» **Data records**:
-*-

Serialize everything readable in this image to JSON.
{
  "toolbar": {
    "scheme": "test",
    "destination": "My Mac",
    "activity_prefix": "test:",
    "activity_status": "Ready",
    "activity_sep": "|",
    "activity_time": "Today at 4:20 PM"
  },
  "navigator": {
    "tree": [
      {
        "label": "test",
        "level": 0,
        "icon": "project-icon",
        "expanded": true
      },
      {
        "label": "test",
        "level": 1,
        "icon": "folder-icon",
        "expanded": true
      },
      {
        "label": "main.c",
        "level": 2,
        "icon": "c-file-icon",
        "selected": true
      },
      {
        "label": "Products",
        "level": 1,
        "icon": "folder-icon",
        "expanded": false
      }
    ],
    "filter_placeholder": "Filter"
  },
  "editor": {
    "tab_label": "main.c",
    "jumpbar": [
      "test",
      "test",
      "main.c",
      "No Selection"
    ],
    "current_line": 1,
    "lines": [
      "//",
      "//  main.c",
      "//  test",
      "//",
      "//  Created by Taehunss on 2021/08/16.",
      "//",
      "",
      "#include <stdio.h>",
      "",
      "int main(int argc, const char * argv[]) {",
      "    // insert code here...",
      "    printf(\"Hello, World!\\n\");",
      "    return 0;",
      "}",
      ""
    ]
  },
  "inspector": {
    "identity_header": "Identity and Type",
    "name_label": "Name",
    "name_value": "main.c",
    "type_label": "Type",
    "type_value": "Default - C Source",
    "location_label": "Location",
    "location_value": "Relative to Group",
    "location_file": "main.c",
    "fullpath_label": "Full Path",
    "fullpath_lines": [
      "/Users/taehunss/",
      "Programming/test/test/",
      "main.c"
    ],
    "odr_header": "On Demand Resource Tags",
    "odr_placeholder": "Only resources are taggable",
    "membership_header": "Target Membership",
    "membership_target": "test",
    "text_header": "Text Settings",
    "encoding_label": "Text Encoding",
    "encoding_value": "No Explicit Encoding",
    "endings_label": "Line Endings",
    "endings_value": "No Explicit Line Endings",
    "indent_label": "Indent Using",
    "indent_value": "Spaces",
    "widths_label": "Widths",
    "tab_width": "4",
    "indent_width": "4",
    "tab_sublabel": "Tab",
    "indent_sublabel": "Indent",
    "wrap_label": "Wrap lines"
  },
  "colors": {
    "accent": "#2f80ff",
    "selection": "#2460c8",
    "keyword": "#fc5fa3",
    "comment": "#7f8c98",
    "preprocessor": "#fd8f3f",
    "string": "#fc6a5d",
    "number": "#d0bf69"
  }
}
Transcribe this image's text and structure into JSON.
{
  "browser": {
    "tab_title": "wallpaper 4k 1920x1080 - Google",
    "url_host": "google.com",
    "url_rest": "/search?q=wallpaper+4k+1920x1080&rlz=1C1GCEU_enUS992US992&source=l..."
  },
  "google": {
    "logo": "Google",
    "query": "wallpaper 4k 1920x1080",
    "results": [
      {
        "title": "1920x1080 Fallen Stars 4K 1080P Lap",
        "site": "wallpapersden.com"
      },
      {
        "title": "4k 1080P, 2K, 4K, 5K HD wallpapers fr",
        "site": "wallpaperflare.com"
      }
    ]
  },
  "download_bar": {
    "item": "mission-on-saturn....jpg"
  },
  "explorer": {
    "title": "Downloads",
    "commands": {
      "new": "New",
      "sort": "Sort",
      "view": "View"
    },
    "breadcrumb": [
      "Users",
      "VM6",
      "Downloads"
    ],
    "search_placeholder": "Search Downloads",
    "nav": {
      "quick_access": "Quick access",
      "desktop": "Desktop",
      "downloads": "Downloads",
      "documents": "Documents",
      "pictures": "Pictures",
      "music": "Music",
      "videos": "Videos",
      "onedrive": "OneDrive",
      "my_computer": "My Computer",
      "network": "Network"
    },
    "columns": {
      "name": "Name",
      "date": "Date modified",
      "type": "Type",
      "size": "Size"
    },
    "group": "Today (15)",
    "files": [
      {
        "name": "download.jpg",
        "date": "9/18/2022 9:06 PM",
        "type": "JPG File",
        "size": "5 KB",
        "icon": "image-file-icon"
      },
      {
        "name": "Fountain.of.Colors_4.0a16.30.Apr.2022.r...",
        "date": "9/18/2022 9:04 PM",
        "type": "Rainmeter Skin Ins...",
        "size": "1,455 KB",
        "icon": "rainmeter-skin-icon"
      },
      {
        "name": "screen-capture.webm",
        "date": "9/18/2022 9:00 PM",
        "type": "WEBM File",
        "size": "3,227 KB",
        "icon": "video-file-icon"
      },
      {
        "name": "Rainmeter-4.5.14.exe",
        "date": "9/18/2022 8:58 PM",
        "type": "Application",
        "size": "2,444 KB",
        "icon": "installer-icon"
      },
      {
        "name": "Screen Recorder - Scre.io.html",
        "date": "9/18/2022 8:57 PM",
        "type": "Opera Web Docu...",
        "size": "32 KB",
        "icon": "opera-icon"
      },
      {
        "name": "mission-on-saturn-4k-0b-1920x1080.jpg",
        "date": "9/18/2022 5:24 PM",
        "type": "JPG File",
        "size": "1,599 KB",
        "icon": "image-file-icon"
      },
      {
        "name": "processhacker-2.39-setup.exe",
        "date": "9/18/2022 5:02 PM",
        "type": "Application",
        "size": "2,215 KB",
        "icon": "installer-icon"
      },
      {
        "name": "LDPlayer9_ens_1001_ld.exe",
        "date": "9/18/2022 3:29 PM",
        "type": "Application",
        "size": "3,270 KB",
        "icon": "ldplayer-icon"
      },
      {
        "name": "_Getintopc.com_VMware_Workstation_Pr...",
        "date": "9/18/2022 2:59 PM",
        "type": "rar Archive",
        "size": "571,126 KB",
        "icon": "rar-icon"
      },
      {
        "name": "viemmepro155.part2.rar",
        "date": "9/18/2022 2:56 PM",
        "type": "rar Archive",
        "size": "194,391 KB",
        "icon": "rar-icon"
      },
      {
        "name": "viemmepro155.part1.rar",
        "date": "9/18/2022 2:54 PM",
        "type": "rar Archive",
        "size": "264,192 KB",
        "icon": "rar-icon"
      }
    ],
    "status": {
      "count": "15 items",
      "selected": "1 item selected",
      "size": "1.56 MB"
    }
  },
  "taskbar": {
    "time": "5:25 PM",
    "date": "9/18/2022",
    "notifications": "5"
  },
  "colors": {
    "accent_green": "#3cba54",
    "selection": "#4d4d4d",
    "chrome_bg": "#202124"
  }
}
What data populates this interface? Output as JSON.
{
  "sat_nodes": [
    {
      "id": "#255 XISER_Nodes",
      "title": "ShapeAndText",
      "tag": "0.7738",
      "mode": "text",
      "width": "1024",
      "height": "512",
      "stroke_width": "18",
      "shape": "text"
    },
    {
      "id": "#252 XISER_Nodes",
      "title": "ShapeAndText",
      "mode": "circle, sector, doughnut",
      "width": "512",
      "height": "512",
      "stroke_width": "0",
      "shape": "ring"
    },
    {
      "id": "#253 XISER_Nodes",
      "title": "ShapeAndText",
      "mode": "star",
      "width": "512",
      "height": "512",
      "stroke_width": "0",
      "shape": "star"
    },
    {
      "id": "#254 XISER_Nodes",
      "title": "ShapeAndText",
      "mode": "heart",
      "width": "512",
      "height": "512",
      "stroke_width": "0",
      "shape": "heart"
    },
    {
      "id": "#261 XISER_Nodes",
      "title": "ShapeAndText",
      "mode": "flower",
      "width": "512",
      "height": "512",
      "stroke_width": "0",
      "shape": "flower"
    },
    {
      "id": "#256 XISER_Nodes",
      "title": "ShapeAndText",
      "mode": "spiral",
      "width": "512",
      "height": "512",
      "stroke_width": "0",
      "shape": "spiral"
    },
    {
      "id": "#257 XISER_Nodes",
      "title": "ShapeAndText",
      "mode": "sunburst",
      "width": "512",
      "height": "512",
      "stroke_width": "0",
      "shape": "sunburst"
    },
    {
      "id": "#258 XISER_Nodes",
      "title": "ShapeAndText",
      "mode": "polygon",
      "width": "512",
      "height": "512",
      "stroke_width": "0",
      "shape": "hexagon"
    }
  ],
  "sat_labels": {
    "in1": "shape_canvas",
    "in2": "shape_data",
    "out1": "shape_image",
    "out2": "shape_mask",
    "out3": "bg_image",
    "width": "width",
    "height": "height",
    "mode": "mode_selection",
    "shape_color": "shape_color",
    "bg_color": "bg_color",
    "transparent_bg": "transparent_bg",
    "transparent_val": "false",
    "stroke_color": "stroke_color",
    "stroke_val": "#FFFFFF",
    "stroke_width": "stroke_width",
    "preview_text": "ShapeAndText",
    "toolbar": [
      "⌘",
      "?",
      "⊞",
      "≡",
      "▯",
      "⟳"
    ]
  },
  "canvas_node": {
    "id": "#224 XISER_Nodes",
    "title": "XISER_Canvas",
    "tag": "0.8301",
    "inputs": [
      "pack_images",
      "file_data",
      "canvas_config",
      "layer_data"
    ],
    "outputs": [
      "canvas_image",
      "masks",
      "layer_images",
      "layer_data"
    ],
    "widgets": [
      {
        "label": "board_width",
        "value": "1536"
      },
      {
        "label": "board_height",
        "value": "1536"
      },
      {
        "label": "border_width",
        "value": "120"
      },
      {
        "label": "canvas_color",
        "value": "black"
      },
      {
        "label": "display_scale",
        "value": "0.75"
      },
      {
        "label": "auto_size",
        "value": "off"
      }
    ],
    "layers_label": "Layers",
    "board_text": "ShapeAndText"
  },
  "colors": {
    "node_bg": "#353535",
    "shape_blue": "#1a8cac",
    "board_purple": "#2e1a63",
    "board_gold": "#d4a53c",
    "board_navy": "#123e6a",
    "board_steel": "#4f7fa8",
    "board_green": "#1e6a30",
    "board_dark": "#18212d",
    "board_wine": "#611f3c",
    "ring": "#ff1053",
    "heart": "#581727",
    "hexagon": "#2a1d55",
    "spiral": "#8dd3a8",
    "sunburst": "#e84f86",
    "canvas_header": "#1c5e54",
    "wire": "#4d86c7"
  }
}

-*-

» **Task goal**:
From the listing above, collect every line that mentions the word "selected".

» **Exercise response**:
        "selected": true
      "selected": "1 item selected",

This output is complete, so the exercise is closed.